Redford wants 'dialogue' with Quebec about roadblocks to Alberta oil - Calgary Herald
The spat comes as Calgary-based pipeline companies are looking for new ways to move additional crude into Eastern Canada. Enbridge is planning a significant expansion of its pipelines that carry crude from the oilsands and Bakken shale oilfield to ...
Houston Chronicle: Energy alliance official: Keystone approval likely soon. “I think there’s no doubt the Keystone pipeline will be approved in fairly short order and generate economic growth,” John Northington, counsel to the alliance, said. But Northington and former Bush campaign official Michael Whatley (NGP Photo), executive vice president of the alliance, agreed looming talks about tax reform threaten to hurt independent drilling companies if the tax credit for intangible drilling costs is cut or eliminated. “If you take away those intangible drilling costs (for) independent producers, 25 percent of their drilling budget is going to come off the table,” Whatley said. **Houston Business Journal and Yahoo! News also report.

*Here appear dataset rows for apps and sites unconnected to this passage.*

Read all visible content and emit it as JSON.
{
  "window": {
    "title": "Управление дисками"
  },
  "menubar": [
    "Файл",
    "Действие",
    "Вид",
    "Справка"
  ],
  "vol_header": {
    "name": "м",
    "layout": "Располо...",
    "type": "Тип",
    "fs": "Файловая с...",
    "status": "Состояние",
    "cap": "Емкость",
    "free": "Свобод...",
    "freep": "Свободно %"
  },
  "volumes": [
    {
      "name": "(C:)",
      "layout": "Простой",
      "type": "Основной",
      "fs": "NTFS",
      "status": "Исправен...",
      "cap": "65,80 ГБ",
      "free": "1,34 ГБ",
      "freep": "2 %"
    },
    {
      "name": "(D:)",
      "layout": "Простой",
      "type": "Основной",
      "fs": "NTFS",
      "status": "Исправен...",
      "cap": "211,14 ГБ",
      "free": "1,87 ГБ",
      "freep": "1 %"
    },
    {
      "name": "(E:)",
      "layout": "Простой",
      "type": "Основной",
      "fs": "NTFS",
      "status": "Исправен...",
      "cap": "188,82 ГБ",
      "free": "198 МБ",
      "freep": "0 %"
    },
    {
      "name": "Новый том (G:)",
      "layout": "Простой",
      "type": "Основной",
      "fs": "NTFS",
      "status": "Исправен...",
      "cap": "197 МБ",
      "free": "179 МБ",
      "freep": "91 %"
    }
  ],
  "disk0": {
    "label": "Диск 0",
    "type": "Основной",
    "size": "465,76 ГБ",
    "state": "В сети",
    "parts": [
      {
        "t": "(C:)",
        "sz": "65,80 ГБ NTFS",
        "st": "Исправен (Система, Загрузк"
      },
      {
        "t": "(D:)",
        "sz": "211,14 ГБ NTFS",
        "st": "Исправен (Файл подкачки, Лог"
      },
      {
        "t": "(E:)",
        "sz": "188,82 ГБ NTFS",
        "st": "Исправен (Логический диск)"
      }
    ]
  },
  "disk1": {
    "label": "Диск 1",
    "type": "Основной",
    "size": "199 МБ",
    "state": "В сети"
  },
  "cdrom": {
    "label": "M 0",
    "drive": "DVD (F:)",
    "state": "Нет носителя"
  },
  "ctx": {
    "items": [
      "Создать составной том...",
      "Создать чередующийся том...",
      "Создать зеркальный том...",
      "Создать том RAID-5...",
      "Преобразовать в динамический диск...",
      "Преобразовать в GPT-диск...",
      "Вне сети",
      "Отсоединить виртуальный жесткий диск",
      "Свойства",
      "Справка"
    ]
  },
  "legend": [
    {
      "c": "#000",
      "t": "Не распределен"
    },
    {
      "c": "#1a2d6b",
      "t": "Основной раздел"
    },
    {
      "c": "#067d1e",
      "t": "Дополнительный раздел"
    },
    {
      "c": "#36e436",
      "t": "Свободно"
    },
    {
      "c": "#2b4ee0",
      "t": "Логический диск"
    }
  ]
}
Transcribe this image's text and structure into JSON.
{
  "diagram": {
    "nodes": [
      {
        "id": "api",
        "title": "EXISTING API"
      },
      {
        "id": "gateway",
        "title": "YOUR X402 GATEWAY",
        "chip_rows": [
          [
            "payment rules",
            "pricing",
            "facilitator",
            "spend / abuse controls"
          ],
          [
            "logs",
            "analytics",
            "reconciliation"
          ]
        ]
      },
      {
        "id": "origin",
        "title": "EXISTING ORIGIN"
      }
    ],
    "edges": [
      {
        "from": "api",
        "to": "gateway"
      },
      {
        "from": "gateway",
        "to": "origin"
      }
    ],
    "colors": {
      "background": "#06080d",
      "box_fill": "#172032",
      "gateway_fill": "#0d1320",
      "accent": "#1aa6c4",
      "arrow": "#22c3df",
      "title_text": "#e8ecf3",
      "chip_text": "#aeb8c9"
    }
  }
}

Charlotte Observer by Bruce Henderson. Piedmont Natural Gas has invested $180 million in a pipeline project that will ship natural gas from the massive Marcellus Shale deposits in northern Pennsylvania to markets in New York and New England.
Politico by Byron Tau. Interior Secretary Ken Salazar (NGP Archive Photo) threatened to punch a reporter on a recent trip to Colorado, according to witnesses. Dave Philipps, a reporter for the Colorado Springs Gazette, tried to ask Salazar about his appointments to the Bureau of Land Management and the wild horse population in the state. Specifically, Philipps had questions about the government's relationship with a wild horse buyer who allegedly sold more than 1,700 horses to Mexican slaughterhouses. Ginger Kathrens, executive director of the Cloud Foundation, witnessed the exchange between Salazar and a reporter. Her organization put out a release cataloging the exchange and blasting Salazar for his treatment of the press. The group captured video of some of the exchange, but stopped recording before the threat itself. According to Kathrens, Salazar took two questions from Philipps before disagreeing with his line of questioning. "Don't you ever ... You know what, you do that again... I'll punch you out," Salazar reportedly told Philipps before ending the interview and walking off.
Calgary Herald by Deborah Yedlin (Photo). For years, energy scarcity is what has driven government energy policy. Nowhere more so than Alberta. But that changed, for real, on Monday when the International Energy Agency released its latest forecast for production and consumption.
Homer Tribune, by Naomi Klouda. Buccaneer Energy Limited intends to move forward with drilling plans three miles offshore from Anchor Point this winter, the company announced on Tuesday. In a press from the company’s Houston headquarters, the company did not commit to a date for when the Endeavour jack-up rig would move from the Homer Deep Water Dock, however.
|For a more complete understanding of Alaska's suffering under the heavy hand of the Federal Government, see the historical, Broken Promises, Part I, Part II, and Part III.|
Part two deals with the malfeasance, economic damage to the country and hypocrisy of federal government agencies.